Records contained in a dataset »
——————————

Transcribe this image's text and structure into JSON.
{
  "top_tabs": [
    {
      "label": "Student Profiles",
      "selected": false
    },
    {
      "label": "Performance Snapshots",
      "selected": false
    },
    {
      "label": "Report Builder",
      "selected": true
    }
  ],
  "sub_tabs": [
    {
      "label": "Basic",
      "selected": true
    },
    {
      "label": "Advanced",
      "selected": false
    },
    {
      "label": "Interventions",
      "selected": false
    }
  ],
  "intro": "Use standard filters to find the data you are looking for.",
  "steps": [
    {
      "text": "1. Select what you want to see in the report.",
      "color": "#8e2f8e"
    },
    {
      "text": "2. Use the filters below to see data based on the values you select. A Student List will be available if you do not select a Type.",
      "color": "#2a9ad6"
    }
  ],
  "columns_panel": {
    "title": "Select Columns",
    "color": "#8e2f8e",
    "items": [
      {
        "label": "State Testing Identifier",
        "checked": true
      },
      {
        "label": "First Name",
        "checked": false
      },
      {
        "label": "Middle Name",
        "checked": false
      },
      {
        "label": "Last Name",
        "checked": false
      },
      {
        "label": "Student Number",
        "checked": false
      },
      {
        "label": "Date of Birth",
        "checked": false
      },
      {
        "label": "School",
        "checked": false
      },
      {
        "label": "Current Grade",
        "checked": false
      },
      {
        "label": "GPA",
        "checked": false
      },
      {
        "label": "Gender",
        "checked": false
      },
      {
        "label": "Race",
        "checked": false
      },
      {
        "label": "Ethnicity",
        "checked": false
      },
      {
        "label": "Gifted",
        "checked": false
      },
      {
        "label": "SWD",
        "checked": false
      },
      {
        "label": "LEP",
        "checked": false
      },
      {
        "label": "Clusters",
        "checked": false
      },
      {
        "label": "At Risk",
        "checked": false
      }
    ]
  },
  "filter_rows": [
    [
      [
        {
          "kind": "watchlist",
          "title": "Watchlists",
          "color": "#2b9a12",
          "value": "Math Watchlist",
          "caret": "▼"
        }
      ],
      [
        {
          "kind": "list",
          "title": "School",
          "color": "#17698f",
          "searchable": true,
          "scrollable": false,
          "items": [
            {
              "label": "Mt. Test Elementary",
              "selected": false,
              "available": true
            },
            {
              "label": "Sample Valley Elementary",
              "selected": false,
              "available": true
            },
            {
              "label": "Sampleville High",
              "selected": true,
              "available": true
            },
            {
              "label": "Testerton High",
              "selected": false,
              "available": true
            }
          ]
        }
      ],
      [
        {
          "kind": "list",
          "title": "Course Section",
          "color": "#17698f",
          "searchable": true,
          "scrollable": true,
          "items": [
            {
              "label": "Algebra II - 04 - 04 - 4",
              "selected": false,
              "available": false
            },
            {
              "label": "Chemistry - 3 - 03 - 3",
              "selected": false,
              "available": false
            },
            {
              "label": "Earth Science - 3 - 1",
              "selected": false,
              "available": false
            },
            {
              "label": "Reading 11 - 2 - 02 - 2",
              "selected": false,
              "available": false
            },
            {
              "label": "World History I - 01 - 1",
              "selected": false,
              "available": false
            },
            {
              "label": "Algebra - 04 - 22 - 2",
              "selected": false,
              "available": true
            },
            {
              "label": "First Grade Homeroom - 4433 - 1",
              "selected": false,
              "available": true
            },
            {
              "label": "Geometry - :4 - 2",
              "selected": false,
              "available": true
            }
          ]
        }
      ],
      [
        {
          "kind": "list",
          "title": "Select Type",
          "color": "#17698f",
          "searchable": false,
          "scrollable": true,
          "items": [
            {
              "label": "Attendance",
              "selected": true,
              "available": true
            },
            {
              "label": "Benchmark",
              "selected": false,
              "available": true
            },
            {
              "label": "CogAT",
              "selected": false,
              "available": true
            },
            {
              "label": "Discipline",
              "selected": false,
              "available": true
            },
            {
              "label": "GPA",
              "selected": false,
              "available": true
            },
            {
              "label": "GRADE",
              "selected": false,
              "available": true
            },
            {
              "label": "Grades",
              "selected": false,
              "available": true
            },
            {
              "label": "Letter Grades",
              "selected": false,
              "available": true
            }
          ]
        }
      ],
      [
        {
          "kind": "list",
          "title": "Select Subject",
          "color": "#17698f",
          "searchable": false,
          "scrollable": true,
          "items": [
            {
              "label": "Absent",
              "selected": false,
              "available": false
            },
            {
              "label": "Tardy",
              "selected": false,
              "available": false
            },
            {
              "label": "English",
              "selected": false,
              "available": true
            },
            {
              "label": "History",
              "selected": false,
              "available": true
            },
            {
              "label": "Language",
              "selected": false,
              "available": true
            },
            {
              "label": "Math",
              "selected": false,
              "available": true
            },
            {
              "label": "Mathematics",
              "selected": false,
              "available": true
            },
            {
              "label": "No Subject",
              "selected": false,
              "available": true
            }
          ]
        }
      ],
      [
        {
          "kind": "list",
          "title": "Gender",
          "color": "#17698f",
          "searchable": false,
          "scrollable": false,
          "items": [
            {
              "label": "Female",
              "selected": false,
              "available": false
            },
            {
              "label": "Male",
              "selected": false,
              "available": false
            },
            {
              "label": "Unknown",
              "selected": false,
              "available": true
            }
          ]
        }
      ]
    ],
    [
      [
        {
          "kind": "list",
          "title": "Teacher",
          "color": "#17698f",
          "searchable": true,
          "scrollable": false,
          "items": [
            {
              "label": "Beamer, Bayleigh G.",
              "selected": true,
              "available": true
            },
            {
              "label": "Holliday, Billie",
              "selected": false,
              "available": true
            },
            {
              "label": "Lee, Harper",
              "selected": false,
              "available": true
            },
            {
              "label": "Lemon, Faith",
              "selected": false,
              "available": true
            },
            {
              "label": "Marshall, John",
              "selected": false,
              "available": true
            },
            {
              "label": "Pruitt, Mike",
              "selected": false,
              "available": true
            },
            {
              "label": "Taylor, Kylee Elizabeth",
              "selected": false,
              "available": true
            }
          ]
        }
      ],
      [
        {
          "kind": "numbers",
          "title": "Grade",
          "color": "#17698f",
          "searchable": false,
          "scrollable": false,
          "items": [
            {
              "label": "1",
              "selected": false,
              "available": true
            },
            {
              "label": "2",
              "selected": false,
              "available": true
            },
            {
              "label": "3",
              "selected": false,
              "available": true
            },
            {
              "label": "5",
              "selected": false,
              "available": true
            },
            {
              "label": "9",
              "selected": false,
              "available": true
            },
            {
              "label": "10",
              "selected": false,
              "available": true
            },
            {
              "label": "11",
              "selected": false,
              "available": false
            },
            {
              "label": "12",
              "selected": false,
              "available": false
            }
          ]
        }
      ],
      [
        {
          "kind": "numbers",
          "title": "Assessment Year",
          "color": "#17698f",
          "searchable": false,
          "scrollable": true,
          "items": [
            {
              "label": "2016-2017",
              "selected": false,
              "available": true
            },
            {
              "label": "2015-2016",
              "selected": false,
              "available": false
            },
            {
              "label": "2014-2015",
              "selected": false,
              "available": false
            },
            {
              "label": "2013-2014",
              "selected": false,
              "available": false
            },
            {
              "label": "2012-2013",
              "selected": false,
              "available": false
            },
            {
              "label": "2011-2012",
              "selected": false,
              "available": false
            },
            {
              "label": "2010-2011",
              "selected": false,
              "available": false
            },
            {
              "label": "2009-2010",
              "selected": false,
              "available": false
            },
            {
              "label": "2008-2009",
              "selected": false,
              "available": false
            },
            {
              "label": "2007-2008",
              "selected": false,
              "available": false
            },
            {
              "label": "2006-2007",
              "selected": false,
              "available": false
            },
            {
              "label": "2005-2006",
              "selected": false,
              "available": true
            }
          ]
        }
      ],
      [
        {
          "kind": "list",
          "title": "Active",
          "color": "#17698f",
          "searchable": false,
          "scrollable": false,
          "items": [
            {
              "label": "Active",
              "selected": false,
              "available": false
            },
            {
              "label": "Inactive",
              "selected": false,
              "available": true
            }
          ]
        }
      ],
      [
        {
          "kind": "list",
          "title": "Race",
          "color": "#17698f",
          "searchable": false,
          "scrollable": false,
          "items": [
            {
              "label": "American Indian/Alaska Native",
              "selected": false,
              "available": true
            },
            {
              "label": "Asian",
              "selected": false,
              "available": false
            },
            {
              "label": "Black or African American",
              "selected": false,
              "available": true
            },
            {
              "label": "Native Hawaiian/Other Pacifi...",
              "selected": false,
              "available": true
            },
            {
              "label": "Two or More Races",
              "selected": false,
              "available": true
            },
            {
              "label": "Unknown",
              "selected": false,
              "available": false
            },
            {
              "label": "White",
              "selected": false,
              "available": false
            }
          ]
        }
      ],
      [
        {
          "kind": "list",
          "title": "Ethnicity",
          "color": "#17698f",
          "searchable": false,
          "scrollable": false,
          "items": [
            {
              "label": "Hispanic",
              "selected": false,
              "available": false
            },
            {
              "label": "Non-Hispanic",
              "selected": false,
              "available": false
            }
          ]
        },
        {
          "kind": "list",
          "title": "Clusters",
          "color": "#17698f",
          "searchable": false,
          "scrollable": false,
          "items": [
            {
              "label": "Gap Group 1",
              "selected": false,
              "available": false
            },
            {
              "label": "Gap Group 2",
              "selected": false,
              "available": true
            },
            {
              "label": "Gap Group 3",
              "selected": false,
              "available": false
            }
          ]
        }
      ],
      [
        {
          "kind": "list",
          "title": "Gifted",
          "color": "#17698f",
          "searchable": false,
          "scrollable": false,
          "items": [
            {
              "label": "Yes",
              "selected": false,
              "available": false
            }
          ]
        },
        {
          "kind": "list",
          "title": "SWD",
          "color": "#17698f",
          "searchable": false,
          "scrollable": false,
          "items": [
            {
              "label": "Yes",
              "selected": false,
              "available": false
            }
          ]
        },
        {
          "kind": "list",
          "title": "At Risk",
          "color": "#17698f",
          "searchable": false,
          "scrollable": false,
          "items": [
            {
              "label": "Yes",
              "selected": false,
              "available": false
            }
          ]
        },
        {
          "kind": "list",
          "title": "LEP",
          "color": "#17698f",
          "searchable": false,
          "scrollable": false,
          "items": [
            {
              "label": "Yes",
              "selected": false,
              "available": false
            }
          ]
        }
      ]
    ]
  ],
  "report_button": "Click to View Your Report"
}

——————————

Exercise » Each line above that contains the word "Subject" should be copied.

Task answer »
          "title": "Select Subject",
              "label": "No Subject",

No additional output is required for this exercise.